- Wonderland Revisited, Harry Levin
- "to justify this 'absurdity' is the primordial object of this note", Labyrinths, Jorge Luis Borges, p. 39, 
- "On the Absurdity of Kafka's Works from Transformer", G Yan-li, Journal of Yunyang Teachers College, 2008
- Scalia, Antonin; Garne, Bryan A. (2012). Reading Law: The Interpretation of Legal Texts. ISBN 9780314275554.
A provision may be either disregarded or judicially corrected as an error (when the correrection is textually simple) if failing to do so would result in a disposition that no reasonable person could approve.
- Story, Joseph.

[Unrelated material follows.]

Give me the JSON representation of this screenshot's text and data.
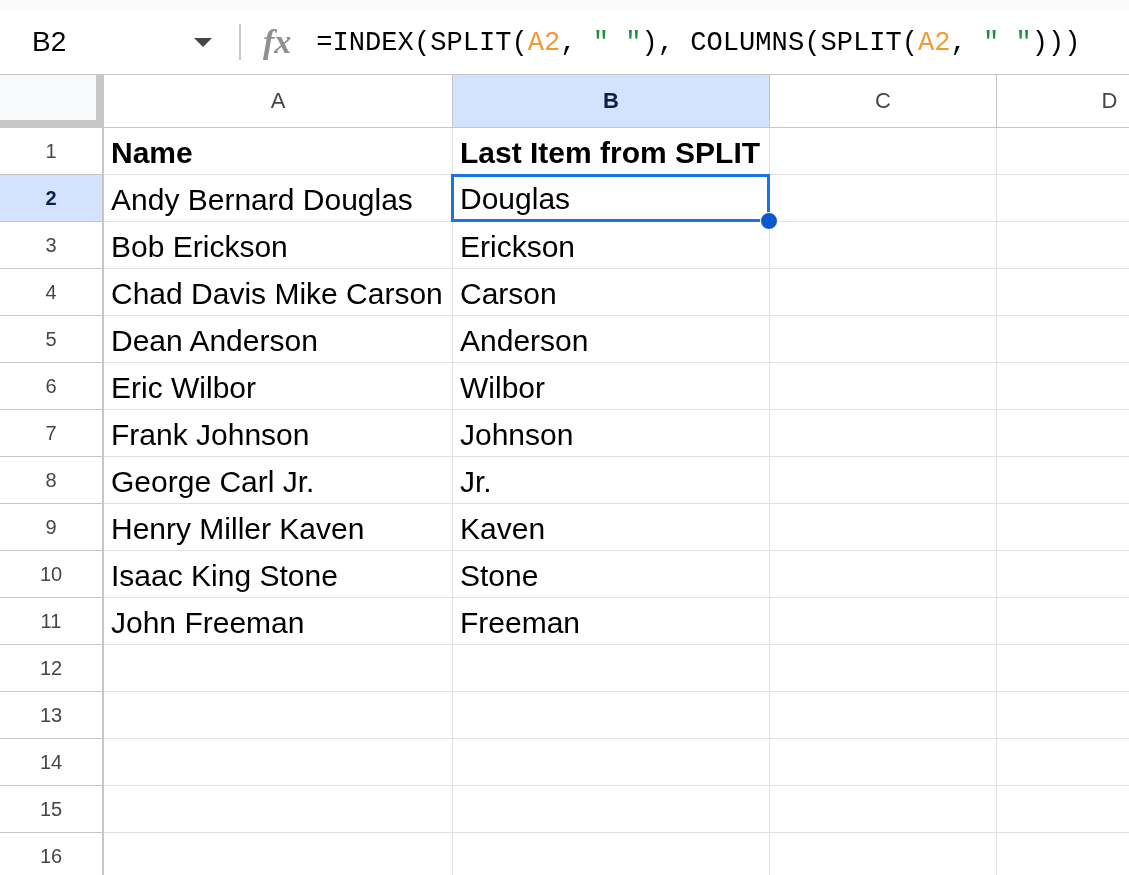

Commentaries on the Constitution of the United States § 427, at 303
- Fried, Michael S. A... ....
- Dougherty, Veronica M., "Absurdity and the Limits of Literalism: Defining the Absurd Result Principle in Statutory Interpretation", 44 Am. U. L. Rev. 127, 1994–95 (purchase required for access to full article).
- K Mart Copr. V. Cartier, Inc., 486 U.S. 281 (1988) (Scalia concurring in part and dissenting in part), quoting U.S. v. Kirby, 74 U.S. 482, 487 (1868). 
- The History of Reduction to Absurdity, Yao-yong, 2006
- A Constructive Approach to Testing Model Transformations, Theory and Practice of Model Transformations, Lecture Notes in Computer Science, 2010, Volume 6142/2010, 77-92, doi:10.1007/978-3-642-13688-7_6, Camillo Fiorentini, Alberto Momigliano, Mario Ornaghi, Iman Poernomo, 
- Classical harmony, Notre Dame Journal of Formal Logic, Volume 27, Number 4 (1986), 459-482, Alan Weir
- Logic, methodology and philosophy of science: Proceedings, Patrick Suppes